◆ Extracted records

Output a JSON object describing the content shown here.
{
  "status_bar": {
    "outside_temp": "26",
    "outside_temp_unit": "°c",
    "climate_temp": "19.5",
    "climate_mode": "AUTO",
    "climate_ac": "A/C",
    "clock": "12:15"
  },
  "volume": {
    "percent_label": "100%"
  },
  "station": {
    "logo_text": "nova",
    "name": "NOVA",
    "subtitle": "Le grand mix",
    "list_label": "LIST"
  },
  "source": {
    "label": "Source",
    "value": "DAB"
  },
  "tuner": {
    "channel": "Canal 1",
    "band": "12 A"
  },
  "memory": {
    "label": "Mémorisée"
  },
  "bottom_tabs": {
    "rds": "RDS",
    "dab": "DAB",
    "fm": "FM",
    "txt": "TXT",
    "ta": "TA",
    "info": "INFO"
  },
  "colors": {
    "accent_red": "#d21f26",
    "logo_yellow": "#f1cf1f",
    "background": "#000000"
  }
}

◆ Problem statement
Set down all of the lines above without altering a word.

◆ Reply to the exercise
Output a JSON object describing the content shown here.
{
  "status_bar": {
    "outside_temp": "26",
    "outside_temp_unit": "°c",
    "climate_temp": "19.5",
    "climate_mode": "AUTO",
    "climate_ac": "A/C",
    "clock": "12:15"
  },
  "volume": {
    "percent_label": "100%"
  },
  "station": {
    "logo_text": "nova",
    "name": "NOVA",
    "subtitle": "Le grand mix",
    "list_label": "LIST"
  },
  "source": {
    "label": "Source",
    "value": "DAB"
  },
  "tuner": {
    "channel": "Canal 1",
    "band": "12 A"
  },
  "memory": {
    "label": "Mémorisée"
  },
  "bottom_tabs": {
    "rds": "RDS",
    "dab": "DAB",
    "fm": "FM",
    "txt": "TXT",
    "ta": "TA",
    "info": "INFO"
  },
  "colors": {
    "accent_red": "#d21f26",
    "logo_yellow": "#f1cf1f",
    "background": "#000000"
  }
}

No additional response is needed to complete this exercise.